▶ Exercise:
All records should be reproduced verbatim.

▶ Records:
- Opening Delimiter -

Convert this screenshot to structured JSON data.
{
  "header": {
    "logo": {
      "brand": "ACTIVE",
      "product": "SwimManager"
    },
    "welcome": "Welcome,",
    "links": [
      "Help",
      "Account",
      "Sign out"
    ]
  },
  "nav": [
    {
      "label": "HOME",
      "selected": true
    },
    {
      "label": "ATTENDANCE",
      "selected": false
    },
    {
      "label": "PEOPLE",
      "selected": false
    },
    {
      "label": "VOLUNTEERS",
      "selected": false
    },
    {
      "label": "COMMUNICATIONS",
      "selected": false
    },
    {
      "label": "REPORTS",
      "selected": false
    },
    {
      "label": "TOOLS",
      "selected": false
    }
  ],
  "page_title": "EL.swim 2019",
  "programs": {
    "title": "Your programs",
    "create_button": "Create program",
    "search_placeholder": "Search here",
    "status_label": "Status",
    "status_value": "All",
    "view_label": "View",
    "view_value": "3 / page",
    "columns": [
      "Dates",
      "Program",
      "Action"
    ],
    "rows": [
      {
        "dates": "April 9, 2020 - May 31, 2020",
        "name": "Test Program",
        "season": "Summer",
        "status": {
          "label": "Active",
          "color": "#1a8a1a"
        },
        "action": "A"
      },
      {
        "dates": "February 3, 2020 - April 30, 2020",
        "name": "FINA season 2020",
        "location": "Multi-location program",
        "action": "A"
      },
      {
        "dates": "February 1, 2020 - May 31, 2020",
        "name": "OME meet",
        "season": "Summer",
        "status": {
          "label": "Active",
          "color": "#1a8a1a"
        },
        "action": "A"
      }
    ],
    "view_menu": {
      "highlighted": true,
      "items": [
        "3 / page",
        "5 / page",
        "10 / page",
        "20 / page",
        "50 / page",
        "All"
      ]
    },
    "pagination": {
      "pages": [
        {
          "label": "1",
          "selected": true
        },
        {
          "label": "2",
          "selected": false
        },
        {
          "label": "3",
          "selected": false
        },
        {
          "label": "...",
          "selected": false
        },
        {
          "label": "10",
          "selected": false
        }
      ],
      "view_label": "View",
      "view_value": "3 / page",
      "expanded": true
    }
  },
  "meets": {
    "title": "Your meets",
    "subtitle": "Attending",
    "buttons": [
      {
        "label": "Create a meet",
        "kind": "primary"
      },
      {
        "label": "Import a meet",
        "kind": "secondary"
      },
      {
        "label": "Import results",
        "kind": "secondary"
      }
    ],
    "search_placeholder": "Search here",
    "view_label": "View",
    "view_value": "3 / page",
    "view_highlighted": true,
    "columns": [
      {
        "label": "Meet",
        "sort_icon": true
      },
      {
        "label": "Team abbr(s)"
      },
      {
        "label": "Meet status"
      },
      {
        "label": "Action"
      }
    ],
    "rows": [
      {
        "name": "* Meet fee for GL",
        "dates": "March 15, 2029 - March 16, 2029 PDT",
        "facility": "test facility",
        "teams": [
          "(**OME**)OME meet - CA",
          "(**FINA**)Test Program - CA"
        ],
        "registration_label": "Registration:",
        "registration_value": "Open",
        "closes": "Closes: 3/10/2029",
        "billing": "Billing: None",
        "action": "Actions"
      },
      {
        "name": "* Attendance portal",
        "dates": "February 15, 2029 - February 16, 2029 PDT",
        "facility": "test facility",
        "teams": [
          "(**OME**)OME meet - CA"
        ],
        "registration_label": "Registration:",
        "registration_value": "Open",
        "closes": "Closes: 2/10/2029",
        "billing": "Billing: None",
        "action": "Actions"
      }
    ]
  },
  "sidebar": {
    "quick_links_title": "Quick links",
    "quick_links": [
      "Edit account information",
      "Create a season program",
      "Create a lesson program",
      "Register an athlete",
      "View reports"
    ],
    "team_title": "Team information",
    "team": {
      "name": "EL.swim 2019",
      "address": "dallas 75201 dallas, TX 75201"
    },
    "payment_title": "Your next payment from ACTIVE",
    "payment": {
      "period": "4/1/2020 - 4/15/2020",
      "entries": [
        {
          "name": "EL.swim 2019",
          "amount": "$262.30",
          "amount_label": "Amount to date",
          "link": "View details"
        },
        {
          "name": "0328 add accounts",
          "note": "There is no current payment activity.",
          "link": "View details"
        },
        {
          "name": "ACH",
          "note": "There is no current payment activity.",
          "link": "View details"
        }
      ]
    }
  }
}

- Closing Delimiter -

▶ Exercise answer:
Convert this screenshot to structured JSON data.
{
  "header": {
    "logo": {
      "brand": "ACTIVE",
      "product": "SwimManager"
    },
    "welcome": "Welcome,",
    "links": [
      "Help",
      "Account",
      "Sign out"
    ]
  },
  "nav": [
    {
      "label": "HOME",
      "selected": true
    },
    {
      "label": "ATTENDANCE",
      "selected": false
    },
    {
      "label": "PEOPLE",
      "selected": false
    },
    {
      "label": "VOLUNTEERS",
      "selected": false
    },
    {
      "label": "COMMUNICATIONS",
      "selected": false
    },
    {
      "label": "REPORTS",
      "selected": false
    },
    {
      "label": "TOOLS",
      "selected": false
    }
  ],
  "page_title": "EL.swim 2019",
  "programs": {
    "title": "Your programs",
    "create_button": "Create program",
    "search_placeholder": "Search here",
    "status_label": "Status",
    "status_value": "All",
    "view_label": "View",
    "view_value": "3 / page",
    "columns": [
      "Dates",
      "Program",
      "Action"
    ],
    "rows": [
      {
        "dates": "April 9, 2020 - May 31, 2020",
        "name": "Test Program",
        "season": "Summer",
        "status": {
          "label": "Active",
          "color": "#1a8a1a"
        },
        "action": "A"
      },
      {
        "dates": "February 3, 2020 - April 30, 2020",
        "name": "FINA season 2020",
        "location": "Multi-location program",
        "action": "A"
      },
      {
        "dates": "February 1, 2020 - May 31, 2020",
        "name": "OME meet",
        "season": "Summer",
        "status": {
          "label": "Active",
          "color": "#1a8a1a"
        },
        "action": "A"
      }
    ],
    "view_menu": {
      "highlighted": true,
      "items": [
        "3 / page",
        "5 / page",
        "10 / page",
        "20 / page",
        "50 / page",
        "All"
      ]
    },
    "pagination": {
      "pages": [
        {
          "label": "1",
          "selected": true
        },
        {
          "label": "2",
          "selected": false
        },
        {
          "label": "3",
          "selected": false
        },
        {
          "label": "...",
          "selected": false
        },
        {
          "label": "10",
          "selected": false
        }
      ],
      "view_label": "View",
      "view_value": "3 / page",
      "expanded": true
    }
  },
  "meets": {
    "title": "Your meets",
    "subtitle": "Attending",
    "buttons": [
      {
        "label": "Create a meet",
        "kind": "primary"
      },
      {
        "label": "Import a meet",
        "kind": "secondary"
      },
      {
        "label": "Import results",
        "kind": "secondary"
      }
    ],
    "search_placeholder": "Search here",
    "view_label": "View",
    "view_value": "3 / page",
    "view_highlighted": true,
    "columns": [
      {
        "label": "Meet",
        "sort_icon": true
      },
      {
        "label": "Team abbr(s)"
      },
      {
        "label": "Meet status"
      },
      {
        "label": "Action"
      }
    ],
    "rows": [
      {
        "name": "* Meet fee for GL",
        "dates": "March 15, 2029 - March 16, 2029 PDT",
        "facility": "test facility",
        "teams": [
          "(**OME**)OME meet - CA",
          "(**FINA**)Test Program - CA"
        ],
        "registration_label": "Registration:",
        "registration_value": "Open",
        "closes": "Closes: 3/10/2029",
        "billing": "Billing: None",
        "action": "Actions"
      },
      {
        "name": "* Attendance portal",
        "dates": "February 15, 2029 - February 16, 2029 PDT",
        "facility": "test facility",
        "teams": [
          "(**OME**)OME meet - CA"
        ],
        "registration_label": "Registration:",
        "registration_value": "Open",
        "closes": "Closes: 2/10/2029",
        "billing": "Billing: None",
        "action": "Actions"
      }
    ]
  },
  "sidebar": {
    "quick_links_title": "Quick links",
    "quick_links": [
      "Edit account information",
      "Create a season program",
      "Create a lesson program",
      "Register an athlete",
      "View reports"
    ],
    "team_title": "Team information",
    "team": {
      "name": "EL.swim 2019",
      "address": "dallas 75201 dallas, TX 75201"
    },
    "payment_title": "Your next payment from ACTIVE",
    "payment": {
      "period": "4/1/2020 - 4/15/2020",
      "entries": [
        {
          "name": "EL.swim 2019",
          "amount": "$262.30",
          "amount_label": "Amount to date",
          "link": "View details"
        },
        {
          "name": "0328 add accounts",
          "note": "There is no current payment activity.",
          "link": "View details"
        },
        {
          "name": "ACH",
          "note": "There is no current payment activity.",
          "link": "View details"
        }
      ]
    }
  }
}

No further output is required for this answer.